[YOUR INSTRUCTIONS]:
Repeat the entries exactly as they are written.

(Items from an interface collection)
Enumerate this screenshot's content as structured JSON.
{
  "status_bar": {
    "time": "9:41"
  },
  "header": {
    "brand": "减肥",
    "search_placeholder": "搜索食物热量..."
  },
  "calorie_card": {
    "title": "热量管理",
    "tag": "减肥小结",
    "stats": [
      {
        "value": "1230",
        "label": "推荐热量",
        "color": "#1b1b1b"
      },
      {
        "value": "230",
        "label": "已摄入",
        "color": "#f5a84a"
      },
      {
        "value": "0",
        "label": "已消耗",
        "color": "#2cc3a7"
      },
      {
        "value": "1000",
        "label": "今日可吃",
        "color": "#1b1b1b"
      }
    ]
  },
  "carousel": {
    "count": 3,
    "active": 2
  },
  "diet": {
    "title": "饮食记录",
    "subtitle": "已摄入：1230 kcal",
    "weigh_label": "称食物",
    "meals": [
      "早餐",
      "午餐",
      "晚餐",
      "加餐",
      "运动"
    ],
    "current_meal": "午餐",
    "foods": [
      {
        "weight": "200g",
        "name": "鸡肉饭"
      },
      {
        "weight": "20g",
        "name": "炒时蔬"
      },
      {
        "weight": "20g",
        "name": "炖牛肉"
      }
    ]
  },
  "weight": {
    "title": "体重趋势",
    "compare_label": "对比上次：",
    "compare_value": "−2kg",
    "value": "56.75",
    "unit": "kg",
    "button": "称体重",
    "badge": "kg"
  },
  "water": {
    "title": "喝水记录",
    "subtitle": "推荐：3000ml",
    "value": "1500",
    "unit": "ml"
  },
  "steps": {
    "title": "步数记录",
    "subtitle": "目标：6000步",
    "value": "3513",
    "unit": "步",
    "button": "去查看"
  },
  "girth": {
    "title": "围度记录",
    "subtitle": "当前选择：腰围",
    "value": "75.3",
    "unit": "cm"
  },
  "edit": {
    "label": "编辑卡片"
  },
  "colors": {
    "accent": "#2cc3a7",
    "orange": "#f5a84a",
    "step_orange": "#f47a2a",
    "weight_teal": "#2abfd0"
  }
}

[OUTPUT FOR THIS TASK]:
Enumerate this screenshot's content as structured JSON.
{
  "status_bar": {
    "time": "9:41"
  },
  "header": {
    "brand": "减肥",
    "search_placeholder": "搜索食物热量..."
  },
  "calorie_card": {
    "title": "热量管理",
    "tag": "减肥小结",
    "stats": [
      {
        "value": "1230",
        "label": "推荐热量",
        "color": "#1b1b1b"
      },
      {
        "value": "230",
        "label": "已摄入",
        "color": "#f5a84a"
      },
      {
        "value": "0",
        "label": "已消耗",
        "color": "#2cc3a7"
      },
      {
        "value": "1000",
        "label": "今日可吃",
        "color": "#1b1b1b"
      }
    ]
  },
  "carousel": {
    "count": 3,
    "active": 2
  },
  "diet": {
    "title": "饮食记录",
    "subtitle": "已摄入：1230 kcal",
    "weigh_label": "称食物",
    "meals": [
      "早餐",
      "午餐",
      "晚餐",
      "加餐",
      "运动"
    ],
    "current_meal": "午餐",
    "foods": [
      {
        "weight": "200g",
        "name": "鸡肉饭"
      },
      {
        "weight": "20g",
        "name": "炒时蔬"
      },
      {
        "weight": "20g",
        "name": "炖牛肉"
      }
    ]
  },
  "weight": {
    "title": "体重趋势",
    "compare_label": "对比上次：",
    "compare_value": "−2kg",
    "value": "56.75",
    "unit": "kg",
    "button": "称体重",
    "badge": "kg"
  },
  "water": {
    "title": "喝水记录",
    "subtitle": "推荐：3000ml",
    "value": "1500",
    "unit": "ml"
  },
  "steps": {
    "title": "步数记录",
    "subtitle": "目标：6000步",
    "value": "3513",
    "unit": "步",
    "button": "去查看"
  },
  "girth": {
    "title": "围度记录",
    "subtitle": "当前选择：腰围",
    "value": "75.3",
    "unit": "cm"
  },
  "edit": {
    "label": "编辑卡片"
  },
  "colors": {
    "accent": "#2cc3a7",
    "orange": "#f5a84a",
    "step_orange": "#f47a2a",
    "weight_teal": "#2abfd0"
  }
}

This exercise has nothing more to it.